The news is by your side.

Federal health and retirement benefits are a draw for many, but for how long?

This column originally published on July 13.

A wise person once told me in my younger years that if I wanted a stable job with good health and retirement benefits, I should join the federal government.

That person was my father, who, in some ways, is your stereotypical baby boomer fed. He joined government after the Army and then college. He stayed at the same agency for years and happily retired after a few decades with a pension and health insurance for life.

A recent survey from the Office of Personnel Management found that federal health and retirement benefits were a similar draw for many current employees.

About 70% of those who took OPM’s 2019 benefits survey said the ability to receive insurance through the Federal Employee Health Benefits Program influenced their decision to a “great or moderate” extent to take a job in government, while 80% said the program influenced their decision to keep their jobs.

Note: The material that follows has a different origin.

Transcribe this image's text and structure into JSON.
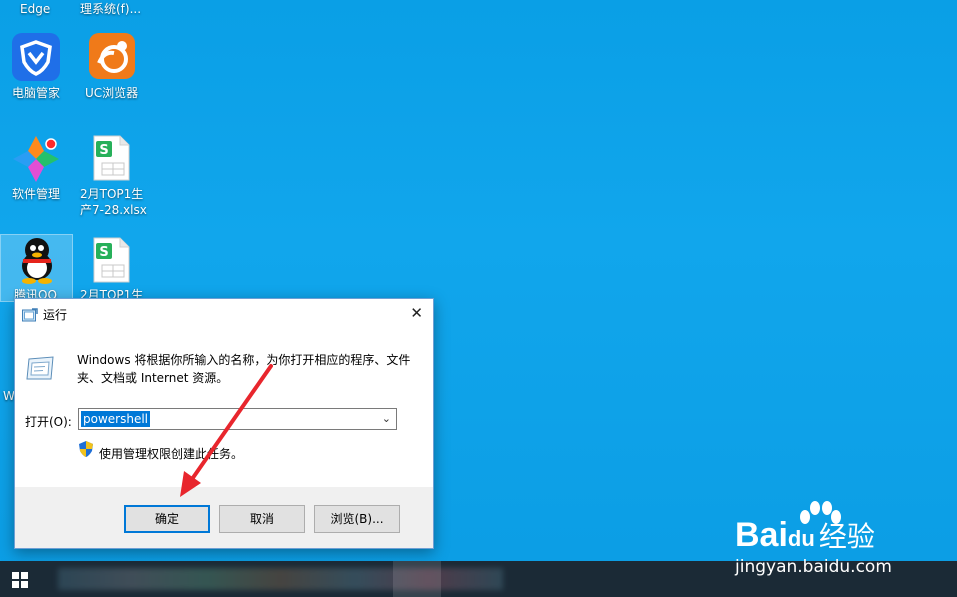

Federal retirement programs had a similar impact on recruitment and retention efforts.

This isn’t so surprising, considering the reasonably high rankings that the FEHB, Thrift Savings Plan and health insurance programs received from current feds.

Source: Office of Personnel Management Federal Employee Benefits survey

What’s perhaps more interesting, is how various generational groups view the same health and retirement benefits.

About 70% of baby boomers said the FEHB meets their needs to a great extent. But for millennials, 53% agreed with that statement, the OPM survey said.

Perhaps no surprise, baby boomers prioritize prescription drug coverage and doctor availability when choosing an FEHB plan, while millennials are more concerned about total out-of-pocket costs. Roughly 86% of millennials said costs were the top factor when choosing a plan, while 77% of Generation X and 69% of baby boomers named cost as a top concern.

Millennials, some 55% of them, are more likely to consider changing their health plan within the span of five years, compared to 42% of baby boomers and 49% of Generation X, according to the survey.

Millennial and Generation X employees are also more likely to seek telehealth or mental health services for themselves or a family member, OPM found.

When asked to describe what other kinds of benefits might interest them, federal employees of all ages said they were most interested in short-term disability insurance and financial advisory services. Millennials, however, more frequently described emergency child or dependent care as a top interest.

“Recognizing these differences as well as similarities may be impactful when thinking toward the future recruiting and retention needs of agencies as baby boomers retire and new staff are needed,” the OPM report reads. “The priorities and needs of each generation of workers are important to consider to ensure that future benefit program offerings are in line with the priorities and needs of the changing workforce.”

OPM has, if not quietly, expressed an interest in exploring other types of employee benefits. In its latest budget justification to Congress, OPM floated the idea of offering a new slate of “voluntary benefits,” which may include short-term disability insurance, prepaid legal plans, emergency short-term childcare and personal accident insurance.

Under the OPM suggestion, enrollees would be responsible for the full cost of these benefits. But because OPM could harness the purchasing power of the federal government, the agency believes federal workers may end up paying a lower price than they would otherwise had they sought out similar services on the private market.

The National Commission on Military, National and Public Service took this idea a step further: Give new federal employees a set dollar amount and a wide range of benefit options and allow them to choose the programs that best suit them at their current stage in life.

Under a “cafeteria plan,” a 35-year-old employee with a spouse and a young child, for example, might choose child care help over long-term care insurance. Ten years later, that same employee might choose from a different mix of benefits.

Think back to your younger years — what benefits would you have accepted as a new fed? And would you have made any trade-offs on health care or retirement savings to take advantage of child care subsidies or something else?

Of course, the likelihood of this scenario becoming reality is pretty slim, especially considering Congress’ current priorities during an election year. And it’s difficult to imagine a possibility where current feds aren’t grandfathered into the existing health and retirement systems.

Anything could happen. After all, it only took Congress a decade to pass a new paid parental leave program into law.

Nearly Useless Factoid

By David Thornton

The temperature when both the Celsius and Fahrenheit scales are the same is -40 degrees.


Comments are closed.